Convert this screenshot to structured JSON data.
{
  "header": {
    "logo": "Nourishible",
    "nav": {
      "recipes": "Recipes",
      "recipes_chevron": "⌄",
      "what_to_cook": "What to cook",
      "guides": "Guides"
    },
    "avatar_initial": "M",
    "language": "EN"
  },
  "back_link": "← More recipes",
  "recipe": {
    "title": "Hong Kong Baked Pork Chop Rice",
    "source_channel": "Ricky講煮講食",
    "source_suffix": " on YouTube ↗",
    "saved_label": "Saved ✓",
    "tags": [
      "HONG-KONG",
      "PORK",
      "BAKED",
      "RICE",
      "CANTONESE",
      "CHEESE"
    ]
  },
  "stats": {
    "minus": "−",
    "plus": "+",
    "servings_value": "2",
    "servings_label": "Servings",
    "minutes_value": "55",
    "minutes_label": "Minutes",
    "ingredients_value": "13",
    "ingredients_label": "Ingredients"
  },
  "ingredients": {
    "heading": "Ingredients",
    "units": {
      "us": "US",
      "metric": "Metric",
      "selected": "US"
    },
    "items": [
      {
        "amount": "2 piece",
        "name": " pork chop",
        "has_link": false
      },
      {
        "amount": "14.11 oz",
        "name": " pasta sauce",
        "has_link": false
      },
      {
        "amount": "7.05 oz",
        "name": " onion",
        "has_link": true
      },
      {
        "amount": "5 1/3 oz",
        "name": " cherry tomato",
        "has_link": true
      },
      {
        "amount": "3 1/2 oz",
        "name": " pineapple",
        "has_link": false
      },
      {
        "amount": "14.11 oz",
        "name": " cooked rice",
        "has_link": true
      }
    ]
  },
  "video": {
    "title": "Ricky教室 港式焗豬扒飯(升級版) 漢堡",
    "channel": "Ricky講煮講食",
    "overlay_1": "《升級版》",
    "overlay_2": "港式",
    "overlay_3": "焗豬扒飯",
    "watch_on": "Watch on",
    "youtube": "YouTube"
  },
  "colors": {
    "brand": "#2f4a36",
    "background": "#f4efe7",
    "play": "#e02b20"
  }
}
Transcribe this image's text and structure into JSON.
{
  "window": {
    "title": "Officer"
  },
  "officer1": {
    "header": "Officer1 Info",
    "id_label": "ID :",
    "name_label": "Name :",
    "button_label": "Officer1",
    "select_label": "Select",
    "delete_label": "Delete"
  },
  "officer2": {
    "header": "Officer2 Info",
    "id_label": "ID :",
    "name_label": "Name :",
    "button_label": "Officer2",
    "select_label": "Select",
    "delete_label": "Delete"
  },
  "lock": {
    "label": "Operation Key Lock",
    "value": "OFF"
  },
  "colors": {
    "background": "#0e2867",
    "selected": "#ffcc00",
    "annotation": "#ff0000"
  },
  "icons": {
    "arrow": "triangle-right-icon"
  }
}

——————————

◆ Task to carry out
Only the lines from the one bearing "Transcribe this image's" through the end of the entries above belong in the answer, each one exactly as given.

◆ Written response
Transcribe this image's text and structure into JSON.
{
  "window": {
    "title": "Officer"
  },
  "officer1": {
    "header": "Officer1 Info",
    "id_label": "ID :",
    "name_label": "Name :",
    "button_label": "Officer1",
    "select_label": "Select",
    "delete_label": "Delete"
  },
  "officer2": {
    "header": "Officer2 Info",
    "id_label": "ID :",
    "name_label": "Name :",
    "button_label": "Officer2",
    "select_label": "Select",
    "delete_label": "Delete"
  },
  "lock": {
    "label": "Operation Key Lock",
    "value": "OFF"
  },
  "colors": {
    "background": "#0e2867",
    "selected": "#ffcc00",
    "annotation": "#ff0000"
  },
  "icons": {
    "arrow": "triangle-right-icon"
  }
}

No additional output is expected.